What you will do =>
When a line of the entries contains "help", please list that line.

Data records for software interfaces
▬▬▬
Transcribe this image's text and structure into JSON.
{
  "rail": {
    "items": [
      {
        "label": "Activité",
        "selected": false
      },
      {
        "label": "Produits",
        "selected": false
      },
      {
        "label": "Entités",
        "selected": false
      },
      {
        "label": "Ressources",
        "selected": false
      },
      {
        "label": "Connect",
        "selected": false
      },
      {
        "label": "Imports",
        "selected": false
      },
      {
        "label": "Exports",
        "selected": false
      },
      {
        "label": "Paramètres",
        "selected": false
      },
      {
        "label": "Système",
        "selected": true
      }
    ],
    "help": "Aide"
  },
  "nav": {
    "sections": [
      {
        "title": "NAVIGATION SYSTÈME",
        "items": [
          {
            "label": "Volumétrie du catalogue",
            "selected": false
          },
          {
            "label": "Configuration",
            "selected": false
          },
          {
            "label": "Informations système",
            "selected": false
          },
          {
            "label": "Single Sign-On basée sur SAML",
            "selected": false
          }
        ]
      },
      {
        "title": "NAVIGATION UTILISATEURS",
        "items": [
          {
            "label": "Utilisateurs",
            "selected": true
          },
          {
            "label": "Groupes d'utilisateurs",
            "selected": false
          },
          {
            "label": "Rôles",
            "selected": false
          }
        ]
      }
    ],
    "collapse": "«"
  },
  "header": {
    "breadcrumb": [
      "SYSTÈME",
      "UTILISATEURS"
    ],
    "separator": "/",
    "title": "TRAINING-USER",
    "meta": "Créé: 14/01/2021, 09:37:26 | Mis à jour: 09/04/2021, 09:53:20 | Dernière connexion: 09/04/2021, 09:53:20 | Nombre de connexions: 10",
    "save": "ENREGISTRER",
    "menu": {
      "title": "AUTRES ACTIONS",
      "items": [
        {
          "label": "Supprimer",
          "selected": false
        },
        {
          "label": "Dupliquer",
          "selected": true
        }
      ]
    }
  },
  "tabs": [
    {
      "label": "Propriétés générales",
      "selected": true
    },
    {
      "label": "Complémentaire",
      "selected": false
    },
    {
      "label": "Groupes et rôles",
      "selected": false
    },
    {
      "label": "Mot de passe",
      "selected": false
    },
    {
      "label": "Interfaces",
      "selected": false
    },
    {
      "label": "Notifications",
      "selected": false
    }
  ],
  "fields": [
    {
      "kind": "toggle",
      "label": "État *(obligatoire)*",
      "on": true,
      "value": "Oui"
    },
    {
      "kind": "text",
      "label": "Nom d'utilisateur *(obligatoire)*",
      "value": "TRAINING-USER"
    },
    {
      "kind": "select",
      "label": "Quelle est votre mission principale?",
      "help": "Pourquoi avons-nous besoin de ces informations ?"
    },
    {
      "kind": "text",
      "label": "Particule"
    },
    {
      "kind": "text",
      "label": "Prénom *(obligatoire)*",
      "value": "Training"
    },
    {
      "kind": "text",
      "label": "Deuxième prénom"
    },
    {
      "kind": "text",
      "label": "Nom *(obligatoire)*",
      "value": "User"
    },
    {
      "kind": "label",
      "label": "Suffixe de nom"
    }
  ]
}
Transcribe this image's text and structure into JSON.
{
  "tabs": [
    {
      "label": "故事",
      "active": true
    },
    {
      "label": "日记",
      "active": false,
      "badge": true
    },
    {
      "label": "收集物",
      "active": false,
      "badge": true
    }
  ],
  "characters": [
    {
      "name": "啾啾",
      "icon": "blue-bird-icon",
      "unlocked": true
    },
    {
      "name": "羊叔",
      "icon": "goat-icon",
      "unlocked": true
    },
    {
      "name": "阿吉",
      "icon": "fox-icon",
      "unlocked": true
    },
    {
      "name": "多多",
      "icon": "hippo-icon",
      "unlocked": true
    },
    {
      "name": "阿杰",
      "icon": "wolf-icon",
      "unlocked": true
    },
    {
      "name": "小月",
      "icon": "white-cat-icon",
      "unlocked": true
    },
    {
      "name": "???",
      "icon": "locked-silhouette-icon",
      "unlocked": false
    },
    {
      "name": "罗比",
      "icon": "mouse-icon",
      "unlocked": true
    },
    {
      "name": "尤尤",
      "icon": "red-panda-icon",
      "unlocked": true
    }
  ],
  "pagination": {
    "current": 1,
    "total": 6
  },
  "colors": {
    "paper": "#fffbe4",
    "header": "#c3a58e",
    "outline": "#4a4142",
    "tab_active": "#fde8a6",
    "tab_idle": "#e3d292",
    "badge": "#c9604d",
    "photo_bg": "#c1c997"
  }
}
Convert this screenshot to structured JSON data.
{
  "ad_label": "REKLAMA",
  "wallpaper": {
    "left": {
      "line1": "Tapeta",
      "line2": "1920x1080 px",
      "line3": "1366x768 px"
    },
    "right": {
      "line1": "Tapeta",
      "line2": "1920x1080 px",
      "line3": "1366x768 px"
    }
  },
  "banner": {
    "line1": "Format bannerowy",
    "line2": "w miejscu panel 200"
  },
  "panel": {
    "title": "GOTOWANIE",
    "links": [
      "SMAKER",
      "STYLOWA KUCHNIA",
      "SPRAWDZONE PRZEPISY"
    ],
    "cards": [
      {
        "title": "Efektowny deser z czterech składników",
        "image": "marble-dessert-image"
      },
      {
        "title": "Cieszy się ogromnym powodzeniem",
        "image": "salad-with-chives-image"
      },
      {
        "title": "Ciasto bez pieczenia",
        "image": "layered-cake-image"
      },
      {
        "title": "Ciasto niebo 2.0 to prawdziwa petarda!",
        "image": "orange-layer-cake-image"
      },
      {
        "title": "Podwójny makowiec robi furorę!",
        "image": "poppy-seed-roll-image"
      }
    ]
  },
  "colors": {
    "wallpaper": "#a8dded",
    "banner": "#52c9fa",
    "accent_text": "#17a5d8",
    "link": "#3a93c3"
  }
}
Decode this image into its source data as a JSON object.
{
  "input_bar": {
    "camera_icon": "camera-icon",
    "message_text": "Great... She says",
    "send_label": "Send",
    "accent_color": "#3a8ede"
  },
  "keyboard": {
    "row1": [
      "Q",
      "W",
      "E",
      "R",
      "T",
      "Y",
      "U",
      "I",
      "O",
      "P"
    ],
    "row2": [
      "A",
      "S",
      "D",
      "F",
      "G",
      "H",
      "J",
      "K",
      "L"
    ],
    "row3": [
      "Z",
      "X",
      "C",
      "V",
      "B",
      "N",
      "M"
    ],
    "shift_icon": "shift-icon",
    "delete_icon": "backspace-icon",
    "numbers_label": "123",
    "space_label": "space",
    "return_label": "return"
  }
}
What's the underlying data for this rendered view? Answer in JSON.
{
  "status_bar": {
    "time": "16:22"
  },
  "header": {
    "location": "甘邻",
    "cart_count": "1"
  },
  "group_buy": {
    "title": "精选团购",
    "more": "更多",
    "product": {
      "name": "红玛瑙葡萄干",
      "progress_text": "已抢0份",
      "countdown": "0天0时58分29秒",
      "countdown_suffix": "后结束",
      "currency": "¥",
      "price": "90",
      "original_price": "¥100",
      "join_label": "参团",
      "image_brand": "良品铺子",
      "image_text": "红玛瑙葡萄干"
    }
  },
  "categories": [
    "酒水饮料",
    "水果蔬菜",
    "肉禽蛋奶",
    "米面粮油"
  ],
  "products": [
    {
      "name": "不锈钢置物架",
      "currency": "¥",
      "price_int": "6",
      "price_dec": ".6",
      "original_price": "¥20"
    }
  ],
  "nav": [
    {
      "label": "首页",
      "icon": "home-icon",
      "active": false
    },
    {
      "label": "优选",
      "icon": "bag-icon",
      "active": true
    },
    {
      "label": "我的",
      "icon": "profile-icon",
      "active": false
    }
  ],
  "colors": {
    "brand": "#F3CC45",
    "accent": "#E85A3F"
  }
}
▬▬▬
Answer to this exercise =>
    "help": "Aide"
      "help": "Pourquoi avons-nous besoin de ces informations ?"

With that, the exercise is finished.